In how many lines of the records does "accent" appear? Answer with one number.

=== Begin Enclosure ===

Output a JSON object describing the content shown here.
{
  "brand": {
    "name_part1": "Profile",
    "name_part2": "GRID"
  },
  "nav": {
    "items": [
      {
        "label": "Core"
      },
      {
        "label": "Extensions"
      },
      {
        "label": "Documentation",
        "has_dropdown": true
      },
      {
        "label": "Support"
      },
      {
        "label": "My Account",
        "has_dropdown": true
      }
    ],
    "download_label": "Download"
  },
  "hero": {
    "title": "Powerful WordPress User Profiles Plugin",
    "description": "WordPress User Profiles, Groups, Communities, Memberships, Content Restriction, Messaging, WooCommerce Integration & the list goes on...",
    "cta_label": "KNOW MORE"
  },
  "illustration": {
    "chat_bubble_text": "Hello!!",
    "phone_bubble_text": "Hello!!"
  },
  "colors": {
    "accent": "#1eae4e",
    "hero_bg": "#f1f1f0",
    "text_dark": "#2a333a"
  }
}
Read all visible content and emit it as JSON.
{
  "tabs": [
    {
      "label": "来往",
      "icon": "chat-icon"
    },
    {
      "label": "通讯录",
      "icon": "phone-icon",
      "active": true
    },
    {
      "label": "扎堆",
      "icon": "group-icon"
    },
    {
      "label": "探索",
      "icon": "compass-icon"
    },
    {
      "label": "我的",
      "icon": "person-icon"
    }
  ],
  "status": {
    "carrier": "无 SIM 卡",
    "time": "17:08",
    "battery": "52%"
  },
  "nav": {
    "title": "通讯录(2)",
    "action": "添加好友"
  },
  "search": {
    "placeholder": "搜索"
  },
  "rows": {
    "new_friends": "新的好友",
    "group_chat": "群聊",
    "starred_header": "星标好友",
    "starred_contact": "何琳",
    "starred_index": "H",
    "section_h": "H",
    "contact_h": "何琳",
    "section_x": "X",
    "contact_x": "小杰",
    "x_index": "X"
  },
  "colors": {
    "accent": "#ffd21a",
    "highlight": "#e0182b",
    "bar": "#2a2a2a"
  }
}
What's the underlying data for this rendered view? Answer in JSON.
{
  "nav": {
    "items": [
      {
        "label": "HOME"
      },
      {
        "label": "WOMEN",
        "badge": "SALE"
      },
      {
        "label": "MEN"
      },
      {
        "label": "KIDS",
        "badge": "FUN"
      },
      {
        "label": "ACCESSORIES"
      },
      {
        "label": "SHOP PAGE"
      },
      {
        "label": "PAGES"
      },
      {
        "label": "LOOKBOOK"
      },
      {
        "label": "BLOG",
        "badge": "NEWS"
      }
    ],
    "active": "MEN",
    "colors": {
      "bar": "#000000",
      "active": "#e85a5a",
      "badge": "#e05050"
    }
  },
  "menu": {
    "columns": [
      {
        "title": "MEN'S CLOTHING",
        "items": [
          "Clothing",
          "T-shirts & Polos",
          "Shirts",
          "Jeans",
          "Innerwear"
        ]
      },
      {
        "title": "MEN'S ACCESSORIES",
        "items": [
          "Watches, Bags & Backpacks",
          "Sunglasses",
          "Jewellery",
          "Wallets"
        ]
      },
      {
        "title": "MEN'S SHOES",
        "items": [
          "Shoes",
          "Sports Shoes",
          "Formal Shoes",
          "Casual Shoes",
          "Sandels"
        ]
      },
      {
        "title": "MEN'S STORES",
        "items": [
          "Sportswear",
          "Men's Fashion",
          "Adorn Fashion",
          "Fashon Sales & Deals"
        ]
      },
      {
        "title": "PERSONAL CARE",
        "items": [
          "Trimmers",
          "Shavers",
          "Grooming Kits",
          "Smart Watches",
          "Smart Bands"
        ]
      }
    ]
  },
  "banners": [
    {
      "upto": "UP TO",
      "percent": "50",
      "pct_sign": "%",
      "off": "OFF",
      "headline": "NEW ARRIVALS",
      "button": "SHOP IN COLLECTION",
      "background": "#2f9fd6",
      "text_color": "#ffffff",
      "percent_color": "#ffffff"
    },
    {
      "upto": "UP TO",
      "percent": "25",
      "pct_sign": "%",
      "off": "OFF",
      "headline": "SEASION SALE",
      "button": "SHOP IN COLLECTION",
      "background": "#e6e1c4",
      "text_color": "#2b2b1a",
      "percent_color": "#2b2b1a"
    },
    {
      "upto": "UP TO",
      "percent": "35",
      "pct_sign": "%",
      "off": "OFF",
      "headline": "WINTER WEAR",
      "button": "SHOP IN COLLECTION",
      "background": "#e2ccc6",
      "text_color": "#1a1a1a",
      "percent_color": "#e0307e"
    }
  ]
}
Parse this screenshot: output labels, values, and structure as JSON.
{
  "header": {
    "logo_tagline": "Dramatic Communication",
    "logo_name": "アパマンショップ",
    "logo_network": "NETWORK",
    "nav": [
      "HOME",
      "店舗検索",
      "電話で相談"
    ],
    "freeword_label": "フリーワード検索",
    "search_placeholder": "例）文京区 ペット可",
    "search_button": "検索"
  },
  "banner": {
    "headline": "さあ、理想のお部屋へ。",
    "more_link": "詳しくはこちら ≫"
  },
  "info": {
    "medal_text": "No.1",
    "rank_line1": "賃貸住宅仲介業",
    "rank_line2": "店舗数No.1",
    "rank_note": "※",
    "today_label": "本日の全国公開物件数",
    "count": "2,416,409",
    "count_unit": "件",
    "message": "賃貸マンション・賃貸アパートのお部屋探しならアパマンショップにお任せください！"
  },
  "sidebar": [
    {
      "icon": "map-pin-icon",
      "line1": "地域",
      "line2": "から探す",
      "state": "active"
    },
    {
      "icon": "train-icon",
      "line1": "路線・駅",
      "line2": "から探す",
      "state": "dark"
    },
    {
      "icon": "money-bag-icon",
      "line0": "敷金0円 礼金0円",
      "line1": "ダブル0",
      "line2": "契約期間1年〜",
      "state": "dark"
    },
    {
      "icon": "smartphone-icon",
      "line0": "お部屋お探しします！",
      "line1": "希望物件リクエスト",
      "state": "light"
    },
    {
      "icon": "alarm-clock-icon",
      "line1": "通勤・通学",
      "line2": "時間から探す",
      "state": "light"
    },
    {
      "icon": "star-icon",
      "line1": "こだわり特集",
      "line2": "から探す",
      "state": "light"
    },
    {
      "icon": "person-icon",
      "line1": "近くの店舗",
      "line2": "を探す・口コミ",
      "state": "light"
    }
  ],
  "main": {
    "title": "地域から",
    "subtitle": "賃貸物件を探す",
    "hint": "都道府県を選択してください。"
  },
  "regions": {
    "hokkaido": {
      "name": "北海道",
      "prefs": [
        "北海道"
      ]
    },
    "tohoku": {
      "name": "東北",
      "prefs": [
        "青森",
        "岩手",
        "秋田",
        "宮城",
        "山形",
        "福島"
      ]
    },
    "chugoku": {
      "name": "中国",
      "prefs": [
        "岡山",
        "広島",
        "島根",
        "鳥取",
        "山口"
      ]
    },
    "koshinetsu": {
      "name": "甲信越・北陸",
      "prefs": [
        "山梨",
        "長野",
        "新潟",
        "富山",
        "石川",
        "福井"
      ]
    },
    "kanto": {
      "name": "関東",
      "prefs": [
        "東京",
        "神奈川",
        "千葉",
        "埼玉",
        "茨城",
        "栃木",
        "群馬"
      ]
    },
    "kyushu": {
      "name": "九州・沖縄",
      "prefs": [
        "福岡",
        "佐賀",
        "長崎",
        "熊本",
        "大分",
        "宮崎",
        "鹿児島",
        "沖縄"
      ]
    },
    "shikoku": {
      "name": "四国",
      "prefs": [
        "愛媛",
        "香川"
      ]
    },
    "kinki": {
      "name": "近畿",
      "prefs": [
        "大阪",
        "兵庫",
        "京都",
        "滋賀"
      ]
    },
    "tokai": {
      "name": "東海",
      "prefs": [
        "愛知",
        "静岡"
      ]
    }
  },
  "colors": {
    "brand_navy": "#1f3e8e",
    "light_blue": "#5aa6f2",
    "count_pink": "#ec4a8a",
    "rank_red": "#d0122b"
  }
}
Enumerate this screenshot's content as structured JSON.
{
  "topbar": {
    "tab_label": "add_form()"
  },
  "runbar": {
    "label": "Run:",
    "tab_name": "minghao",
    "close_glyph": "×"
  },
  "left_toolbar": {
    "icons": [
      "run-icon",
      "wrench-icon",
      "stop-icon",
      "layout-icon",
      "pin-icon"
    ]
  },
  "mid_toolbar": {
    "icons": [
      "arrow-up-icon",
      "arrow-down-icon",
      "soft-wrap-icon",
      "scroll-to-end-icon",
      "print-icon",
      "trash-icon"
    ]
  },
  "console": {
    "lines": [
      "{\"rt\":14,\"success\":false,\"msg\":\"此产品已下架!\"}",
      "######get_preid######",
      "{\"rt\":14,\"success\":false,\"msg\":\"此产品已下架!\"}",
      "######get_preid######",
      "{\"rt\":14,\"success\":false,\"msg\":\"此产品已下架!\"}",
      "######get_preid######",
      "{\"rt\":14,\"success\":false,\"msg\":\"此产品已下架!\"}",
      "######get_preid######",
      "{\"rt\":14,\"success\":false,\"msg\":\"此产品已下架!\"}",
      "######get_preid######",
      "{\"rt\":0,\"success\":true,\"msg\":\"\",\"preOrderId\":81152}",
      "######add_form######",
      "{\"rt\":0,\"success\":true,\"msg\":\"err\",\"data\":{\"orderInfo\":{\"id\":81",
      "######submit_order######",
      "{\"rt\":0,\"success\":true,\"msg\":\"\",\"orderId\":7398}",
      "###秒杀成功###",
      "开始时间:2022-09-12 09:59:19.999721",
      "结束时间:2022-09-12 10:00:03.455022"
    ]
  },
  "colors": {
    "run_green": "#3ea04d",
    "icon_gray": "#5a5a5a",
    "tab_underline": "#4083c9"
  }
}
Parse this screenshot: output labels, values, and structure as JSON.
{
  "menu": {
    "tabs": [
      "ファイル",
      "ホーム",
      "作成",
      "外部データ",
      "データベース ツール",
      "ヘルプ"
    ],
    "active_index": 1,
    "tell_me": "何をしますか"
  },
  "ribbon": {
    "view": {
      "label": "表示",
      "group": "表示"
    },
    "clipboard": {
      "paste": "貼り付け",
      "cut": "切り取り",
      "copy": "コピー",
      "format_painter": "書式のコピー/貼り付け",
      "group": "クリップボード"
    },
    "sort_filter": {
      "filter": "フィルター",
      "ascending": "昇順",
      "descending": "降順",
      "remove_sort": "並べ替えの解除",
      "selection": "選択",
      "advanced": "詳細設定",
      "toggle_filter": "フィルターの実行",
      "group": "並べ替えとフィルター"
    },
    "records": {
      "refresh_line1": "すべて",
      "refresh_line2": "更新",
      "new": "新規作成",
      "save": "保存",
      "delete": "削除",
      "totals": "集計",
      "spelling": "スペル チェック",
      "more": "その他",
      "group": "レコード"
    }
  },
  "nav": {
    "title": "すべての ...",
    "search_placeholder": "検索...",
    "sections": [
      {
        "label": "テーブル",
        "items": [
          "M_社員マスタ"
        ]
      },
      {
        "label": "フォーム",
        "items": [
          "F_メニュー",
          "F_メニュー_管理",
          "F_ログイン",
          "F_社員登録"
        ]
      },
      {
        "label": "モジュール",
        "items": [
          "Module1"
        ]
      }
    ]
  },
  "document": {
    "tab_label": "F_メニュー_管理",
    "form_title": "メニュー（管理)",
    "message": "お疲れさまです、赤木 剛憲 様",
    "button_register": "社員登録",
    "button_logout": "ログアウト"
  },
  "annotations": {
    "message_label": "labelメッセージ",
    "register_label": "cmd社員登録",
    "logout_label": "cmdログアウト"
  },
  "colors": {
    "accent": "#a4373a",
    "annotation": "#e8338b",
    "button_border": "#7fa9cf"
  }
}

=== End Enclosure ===

Completed exercise |
3